Only a few years after Confederate names and monuments across the South were removed in the wake of George Floyd’s murder, one Virginia county school board has decided to reverse course. Amid a divided community, the county’s school board has decided to return to sing the names of Confederate military leaders for two of its schools.

A move to honor Confederate leaders

On Friday morning, the Shenandoah County school board voted 5-1 to restore the previous names of two schools that had been renamed after Floyd’s death in 2020. Based on the decision, Mountain View High School will go back to being Stonewall Jackson High School, named after the famous Confederate general from what was once Virginia (now West Virginia). Honey Run Elementary School will now go back to the name Ashby Lee Elementary School, named after two Confederate military leaders from the state: Robert E. Lee and Turner Ashby.

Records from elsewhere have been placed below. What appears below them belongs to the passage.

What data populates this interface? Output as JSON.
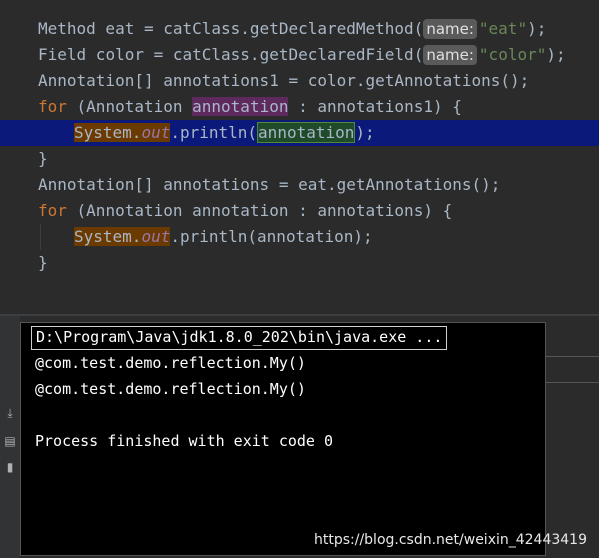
{
  "editor": {
    "line1": {
      "type": "Method",
      "rest": " eat = catClass.getDeclaredMethod(",
      "hint": "name:",
      "arg": "\"eat\"",
      "end": ");"
    },
    "line2": {
      "type": "Field",
      "rest": " color = catClass.getDeclaredField(",
      "hint": "name:",
      "arg": "\"color\"",
      "end": ");"
    },
    "line3": {
      "text": "Annotation[] annotations1 = color.getAnnotations();"
    },
    "line4": {
      "kw": "for",
      "pre": " (Annotation ",
      "var": "annotation",
      "post": " : annotations1) {"
    },
    "line5": {
      "cls": "System.",
      "field": "out",
      "mid": ".println(",
      "param": "annotation",
      "end": ");"
    },
    "line6": {
      "text": "}"
    },
    "line7": {
      "text": "Annotation[] annotations = eat.getAnnotations();"
    },
    "line8": {
      "kw": "for",
      "rest": " (Annotation annotation : annotations) {"
    },
    "line9": {
      "cls": "System.",
      "field": "out",
      "mid": ".println(annotation);"
    },
    "line10": {
      "text": "}"
    }
  },
  "console": {
    "command": "D:\\Program\\Java\\jdk1.8.0_202\\bin\\java.exe ...",
    "output1": "@com.test.demo.reflection.My()",
    "output2": "@com.test.demo.reflection.My()",
    "exit": "Process finished with exit code 0"
  },
  "sidebar_icons": [
    "scroll-end-icon",
    "print-icon",
    "trash-icon"
  ],
  "watermark": "https://blog.csdn.net/weixin_42443419",
  "colors": {
    "editor_bg": "#2b2b2b",
    "keyword": "#cc7832",
    "current_line": "#0b1a7a",
    "console_bg": "#000000"
  }
}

The move to restore the Confederate names was based on a campaign launched by the conservative Coalition for Better Schools, which argued for the “cultural significance” of the names as well as the “historical context” behind them. Coalition for Better Schools stated that over 90 percent the 1,160 people who returned surveys about the issue said they wanted the Confederate names restored. By contrast, a citizen group against returning to the Confederate names has received 687 signatures for their online petition.

After a long meeting, supporters of the Confederate names win

In the aftermath of George Floyd’s murder in 2020, over 60 schools removed Confederate names. Shenandoah County is believed to be the first to reverse this decision and restore Confederate names, per Reuters. The school board meeting that led to the new name change was long and contentious, beginning Thursday evening and ending early Friday morning. A number of county residents, current students, and school board members spoke in favor of restoring the Confederate names. One board member who voted for the proposal claimed that he had received 144 emails in favor of the Confederate names versus 118 against them, NPR reported.

Meanwhile, Kyle Gutshall, the only board member who opposed the Confederate names, said his constituents have “been overwhelmingly in support of retaining the names the way they are,” according to NPR. Other critics of the Confederate names pointed out that the high school was only given the name Stonewall Jackson in 1959 as Virginia politicians fought against integrating schools after the Brown v. Board of Education Supreme Court ruling.

While a previous proposal to restore the Confederate names failed in 2022, this one has now passed, causing Shenandoah County to take a step backward.  Per CNN, the county — which is 75% white, 18% Hispanic and only 3% Black, according to state data — may end up being an outlier in the nation, or it may be setting a precedence for other conservative areas to follow.